It was always going to be a hard task for Mickey Keating to outdo himself with Carnage Park after the masterpiece that was Darling. As far as Horror/Thriller’s go they don’t come much better than the aforementioned. Carnage Park is an outstanding film in its own right, an honest homage to the 70’s and a multitude of films that include Tobe Hooper’s, “Texas Chainsaw Massacre”, “John Boorman’s, “Deliverance” and Francis Ford Coppola’s “Apocalypse Now”. I say that because Keating blends the horror of TCM, the bleakness of Deliverance and the intensity of Apocalypse Now, all into one gripping piece of exploitative cinema that trumps each of those films. I love the opening monologue and the western score mixed with the Tarantino style, credit presentation. The sharp cinematography and washed out color palette put you right in the thick of the 70’s, as does the matching wardrobe and the set dressings. Ostinelli’s score is extremely original and close to the best thing about CP and I can’t wait to get my hands on the soundtrack.
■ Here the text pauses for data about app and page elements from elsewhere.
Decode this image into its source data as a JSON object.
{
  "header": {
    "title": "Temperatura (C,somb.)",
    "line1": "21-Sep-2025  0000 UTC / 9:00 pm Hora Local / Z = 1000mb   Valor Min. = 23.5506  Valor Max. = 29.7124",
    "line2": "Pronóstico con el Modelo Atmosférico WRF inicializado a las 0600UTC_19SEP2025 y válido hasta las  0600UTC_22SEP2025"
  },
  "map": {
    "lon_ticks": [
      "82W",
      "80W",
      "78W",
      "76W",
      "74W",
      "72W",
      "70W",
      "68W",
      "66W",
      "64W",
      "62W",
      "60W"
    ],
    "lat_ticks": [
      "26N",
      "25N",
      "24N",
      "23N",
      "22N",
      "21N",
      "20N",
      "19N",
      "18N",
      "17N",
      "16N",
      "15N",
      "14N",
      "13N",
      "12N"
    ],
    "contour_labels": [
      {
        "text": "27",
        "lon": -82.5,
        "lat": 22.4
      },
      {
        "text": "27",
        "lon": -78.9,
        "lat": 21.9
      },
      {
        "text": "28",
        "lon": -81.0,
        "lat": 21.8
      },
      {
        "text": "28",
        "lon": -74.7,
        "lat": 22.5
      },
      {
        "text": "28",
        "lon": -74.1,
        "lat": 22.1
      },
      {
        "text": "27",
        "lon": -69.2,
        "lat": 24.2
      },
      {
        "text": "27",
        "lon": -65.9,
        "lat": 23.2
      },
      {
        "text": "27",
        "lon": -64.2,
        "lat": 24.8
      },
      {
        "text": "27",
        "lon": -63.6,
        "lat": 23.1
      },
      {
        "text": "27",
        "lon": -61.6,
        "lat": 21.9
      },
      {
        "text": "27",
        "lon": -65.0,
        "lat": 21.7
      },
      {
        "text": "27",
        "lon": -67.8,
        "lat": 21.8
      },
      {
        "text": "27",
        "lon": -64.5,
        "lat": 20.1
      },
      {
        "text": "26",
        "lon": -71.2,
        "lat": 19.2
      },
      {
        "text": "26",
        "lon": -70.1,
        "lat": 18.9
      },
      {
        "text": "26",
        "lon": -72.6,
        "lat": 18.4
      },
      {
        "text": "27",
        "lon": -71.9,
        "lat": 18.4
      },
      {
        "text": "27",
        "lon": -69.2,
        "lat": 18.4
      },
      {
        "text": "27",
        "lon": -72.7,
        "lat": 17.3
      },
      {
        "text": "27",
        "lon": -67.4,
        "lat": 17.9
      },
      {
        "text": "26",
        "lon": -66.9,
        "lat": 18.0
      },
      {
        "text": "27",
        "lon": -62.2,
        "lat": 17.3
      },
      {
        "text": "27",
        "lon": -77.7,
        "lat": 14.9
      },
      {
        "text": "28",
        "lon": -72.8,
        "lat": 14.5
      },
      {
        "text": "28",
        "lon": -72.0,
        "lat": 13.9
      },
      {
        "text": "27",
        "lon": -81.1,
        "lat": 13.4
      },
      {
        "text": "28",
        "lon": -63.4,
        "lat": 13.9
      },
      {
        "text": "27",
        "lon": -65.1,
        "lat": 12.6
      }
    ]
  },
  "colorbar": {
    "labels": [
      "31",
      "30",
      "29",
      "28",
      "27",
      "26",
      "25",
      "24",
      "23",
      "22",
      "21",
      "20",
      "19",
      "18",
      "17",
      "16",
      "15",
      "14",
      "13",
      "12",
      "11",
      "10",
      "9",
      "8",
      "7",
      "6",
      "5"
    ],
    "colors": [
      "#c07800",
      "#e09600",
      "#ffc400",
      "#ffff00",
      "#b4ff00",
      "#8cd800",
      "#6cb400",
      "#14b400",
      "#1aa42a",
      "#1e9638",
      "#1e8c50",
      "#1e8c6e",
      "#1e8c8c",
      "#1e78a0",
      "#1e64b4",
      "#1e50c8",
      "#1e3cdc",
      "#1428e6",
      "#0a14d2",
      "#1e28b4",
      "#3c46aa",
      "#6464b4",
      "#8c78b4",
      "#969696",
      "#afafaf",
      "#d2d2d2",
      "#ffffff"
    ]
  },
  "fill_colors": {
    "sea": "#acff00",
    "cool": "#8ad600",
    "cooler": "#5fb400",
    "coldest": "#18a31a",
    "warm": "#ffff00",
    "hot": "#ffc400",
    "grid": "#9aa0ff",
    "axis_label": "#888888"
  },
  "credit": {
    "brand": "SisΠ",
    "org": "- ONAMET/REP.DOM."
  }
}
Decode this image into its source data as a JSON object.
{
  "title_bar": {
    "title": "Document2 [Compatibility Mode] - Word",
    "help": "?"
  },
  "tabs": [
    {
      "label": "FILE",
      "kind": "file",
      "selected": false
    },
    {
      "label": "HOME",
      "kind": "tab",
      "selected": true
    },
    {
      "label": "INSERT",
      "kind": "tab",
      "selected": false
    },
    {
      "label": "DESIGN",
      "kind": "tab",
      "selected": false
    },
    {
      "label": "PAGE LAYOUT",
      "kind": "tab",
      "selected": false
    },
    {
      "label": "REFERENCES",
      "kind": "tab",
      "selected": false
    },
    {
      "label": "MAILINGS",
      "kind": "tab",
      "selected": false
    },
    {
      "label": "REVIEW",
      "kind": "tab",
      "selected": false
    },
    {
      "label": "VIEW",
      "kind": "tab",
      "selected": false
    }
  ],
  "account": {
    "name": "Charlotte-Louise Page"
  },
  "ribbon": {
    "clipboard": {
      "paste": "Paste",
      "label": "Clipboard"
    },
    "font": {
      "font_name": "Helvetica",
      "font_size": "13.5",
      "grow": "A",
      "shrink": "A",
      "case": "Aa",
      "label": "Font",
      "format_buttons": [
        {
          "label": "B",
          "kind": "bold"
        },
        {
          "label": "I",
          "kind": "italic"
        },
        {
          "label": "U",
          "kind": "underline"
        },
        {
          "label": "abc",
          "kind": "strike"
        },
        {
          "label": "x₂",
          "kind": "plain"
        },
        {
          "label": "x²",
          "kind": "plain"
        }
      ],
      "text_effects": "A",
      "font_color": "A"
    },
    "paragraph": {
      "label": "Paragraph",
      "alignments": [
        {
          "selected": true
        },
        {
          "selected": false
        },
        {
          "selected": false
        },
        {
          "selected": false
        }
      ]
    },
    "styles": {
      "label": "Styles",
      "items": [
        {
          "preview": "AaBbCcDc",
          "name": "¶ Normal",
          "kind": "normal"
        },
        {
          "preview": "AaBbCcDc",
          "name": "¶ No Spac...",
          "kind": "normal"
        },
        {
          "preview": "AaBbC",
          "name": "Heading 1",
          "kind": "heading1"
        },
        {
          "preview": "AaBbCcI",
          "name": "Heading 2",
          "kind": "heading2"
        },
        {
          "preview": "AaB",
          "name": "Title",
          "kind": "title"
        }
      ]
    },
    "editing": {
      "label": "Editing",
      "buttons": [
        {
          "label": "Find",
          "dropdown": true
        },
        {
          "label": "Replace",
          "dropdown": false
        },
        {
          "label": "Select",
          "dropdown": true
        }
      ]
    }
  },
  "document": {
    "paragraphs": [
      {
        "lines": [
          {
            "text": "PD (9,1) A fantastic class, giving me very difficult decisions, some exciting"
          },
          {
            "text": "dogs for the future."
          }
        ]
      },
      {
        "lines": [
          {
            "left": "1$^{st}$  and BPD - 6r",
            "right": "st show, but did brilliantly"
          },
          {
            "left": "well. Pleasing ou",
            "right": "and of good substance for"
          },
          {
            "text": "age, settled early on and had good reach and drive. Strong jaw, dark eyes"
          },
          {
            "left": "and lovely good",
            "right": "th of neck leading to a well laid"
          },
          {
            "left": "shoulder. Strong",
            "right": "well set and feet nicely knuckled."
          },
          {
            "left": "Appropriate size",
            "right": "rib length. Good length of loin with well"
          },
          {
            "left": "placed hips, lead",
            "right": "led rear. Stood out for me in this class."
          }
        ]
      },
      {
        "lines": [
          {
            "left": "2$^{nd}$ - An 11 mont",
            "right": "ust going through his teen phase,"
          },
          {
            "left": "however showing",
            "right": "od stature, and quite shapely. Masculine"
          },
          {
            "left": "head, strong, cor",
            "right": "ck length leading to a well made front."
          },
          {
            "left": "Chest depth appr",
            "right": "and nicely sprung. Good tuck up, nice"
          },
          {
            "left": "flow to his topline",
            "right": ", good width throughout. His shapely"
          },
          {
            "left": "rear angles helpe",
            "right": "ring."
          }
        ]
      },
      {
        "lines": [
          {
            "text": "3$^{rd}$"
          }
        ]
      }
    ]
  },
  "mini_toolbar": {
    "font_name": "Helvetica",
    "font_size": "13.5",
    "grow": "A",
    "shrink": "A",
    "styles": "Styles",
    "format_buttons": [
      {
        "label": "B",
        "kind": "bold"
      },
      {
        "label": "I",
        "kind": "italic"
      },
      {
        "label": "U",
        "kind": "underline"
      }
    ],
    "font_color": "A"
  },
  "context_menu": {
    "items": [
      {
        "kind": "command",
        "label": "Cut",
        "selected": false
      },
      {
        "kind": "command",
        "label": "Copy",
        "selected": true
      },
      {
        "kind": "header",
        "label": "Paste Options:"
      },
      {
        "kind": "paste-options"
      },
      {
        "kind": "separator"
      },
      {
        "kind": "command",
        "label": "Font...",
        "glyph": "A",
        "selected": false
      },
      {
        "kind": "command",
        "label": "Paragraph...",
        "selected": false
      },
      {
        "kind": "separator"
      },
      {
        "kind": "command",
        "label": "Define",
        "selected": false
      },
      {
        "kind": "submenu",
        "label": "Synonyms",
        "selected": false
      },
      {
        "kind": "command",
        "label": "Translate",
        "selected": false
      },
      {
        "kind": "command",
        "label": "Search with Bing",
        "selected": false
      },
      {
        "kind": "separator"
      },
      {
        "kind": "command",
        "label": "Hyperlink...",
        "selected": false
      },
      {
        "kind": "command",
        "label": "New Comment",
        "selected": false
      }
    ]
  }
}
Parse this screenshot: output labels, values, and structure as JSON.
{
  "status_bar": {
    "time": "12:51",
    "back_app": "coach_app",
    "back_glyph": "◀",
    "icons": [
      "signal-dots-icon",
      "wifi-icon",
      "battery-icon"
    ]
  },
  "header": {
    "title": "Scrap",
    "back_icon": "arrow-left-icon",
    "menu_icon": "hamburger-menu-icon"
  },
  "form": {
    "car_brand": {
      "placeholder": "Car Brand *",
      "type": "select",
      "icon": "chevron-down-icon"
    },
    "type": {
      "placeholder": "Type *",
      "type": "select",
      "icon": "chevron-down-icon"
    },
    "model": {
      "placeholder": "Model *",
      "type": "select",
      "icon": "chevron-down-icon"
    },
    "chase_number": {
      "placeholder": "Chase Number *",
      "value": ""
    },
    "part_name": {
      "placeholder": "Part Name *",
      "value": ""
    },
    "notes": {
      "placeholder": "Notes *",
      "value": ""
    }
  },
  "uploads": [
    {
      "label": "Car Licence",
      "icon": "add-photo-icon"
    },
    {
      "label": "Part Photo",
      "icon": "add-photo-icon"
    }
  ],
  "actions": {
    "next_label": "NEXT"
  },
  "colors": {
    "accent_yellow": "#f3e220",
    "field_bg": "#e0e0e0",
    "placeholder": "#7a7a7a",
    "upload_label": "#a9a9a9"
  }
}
The performances are all superb, the film clearly in safe hands with Healy and Bell delivering in spades. The fast running time and riveting narrative are guaranteed to keep you hooked. I might have structured a couple of the specifics a little differently but all the content is still there. It’s just a shame those couple of altercations between Wyatt and Vivian suffer from a lack of clarity and leave me no choice but to dock a couple of stars. As it stands, this is still superb stuff and I love that with a Mickey Keating film you know what you’re getting. He’s the only young film maker I know of that gives you much more than just 90 minutes of entertainment. I can’t wait for his next film “Psychopaths” but for now Carnage Park is available to watch through digital platforms VOD, ITunes and Amazon. You can also pre-order the hard copy at Amazon.com
My rating for “Carnage Park” is 8/10